◆ RECORDS FOR THE TASK
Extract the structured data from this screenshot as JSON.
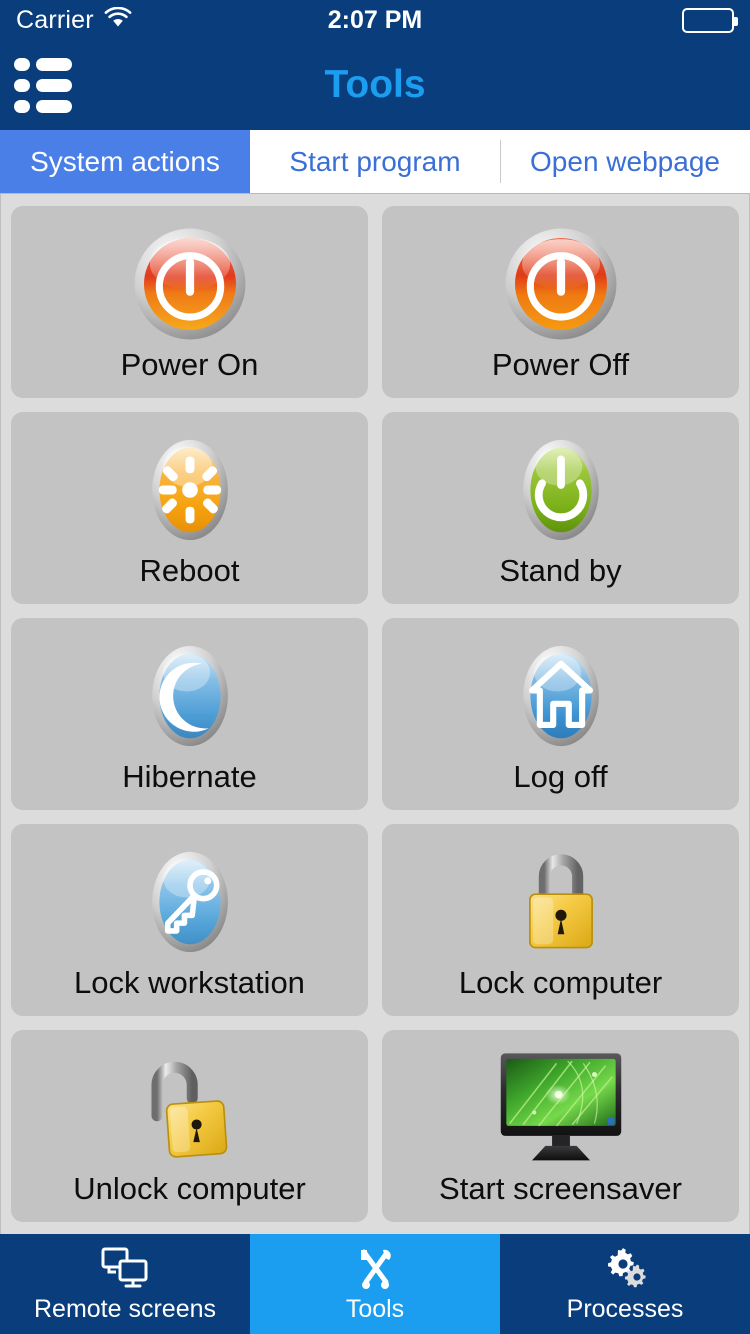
{
  "status_bar": {
    "carrier": "Carrier",
    "wifi_icon": "wifi-icon",
    "time": "2:07 PM",
    "battery_icon": "battery-full-icon"
  },
  "nav_bar": {
    "menu_icon": "list-menu-icon",
    "title": "Tools"
  },
  "segmented_tabs": {
    "active_index": 0,
    "items": [
      {
        "label": "System actions"
      },
      {
        "label": "Start program"
      },
      {
        "label": "Open webpage"
      }
    ]
  },
  "actions": [
    {
      "label": "Power On",
      "icon": "power-on-icon"
    },
    {
      "label": "Power Off",
      "icon": "power-off-icon"
    },
    {
      "label": "Reboot",
      "icon": "reboot-sunburst-icon"
    },
    {
      "label": "Stand by",
      "icon": "standby-power-icon"
    },
    {
      "label": "Hibernate",
      "icon": "moon-icon"
    },
    {
      "label": "Log off",
      "icon": "home-icon"
    },
    {
      "label": "Lock workstation",
      "icon": "key-icon"
    },
    {
      "label": "Lock computer",
      "icon": "padlock-closed-icon"
    },
    {
      "label": "Unlock computer",
      "icon": "padlock-open-icon"
    },
    {
      "label": "Start screensaver",
      "icon": "monitor-screensaver-icon"
    }
  ],
  "bottom_tabs": {
    "active_index": 1,
    "items": [
      {
        "label": "Remote screens",
        "icon": "two-monitors-icon"
      },
      {
        "label": "Tools",
        "icon": "hammer-wrench-icon"
      },
      {
        "label": "Processes",
        "icon": "gears-icon"
      }
    ]
  },
  "colors": {
    "navy": "#0a3d7c",
    "title_blue": "#1b9df0",
    "tab_active_blue": "#4a7fe8",
    "tab_text_blue": "#3a6fd6",
    "content_bg": "#dcdcdc",
    "card_bg": "#c3c3c3"
  }
}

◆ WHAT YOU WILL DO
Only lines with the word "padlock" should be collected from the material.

◆ WRITTEN REPLY
      "icon": "padlock-closed-icon"
      "icon": "padlock-open-icon"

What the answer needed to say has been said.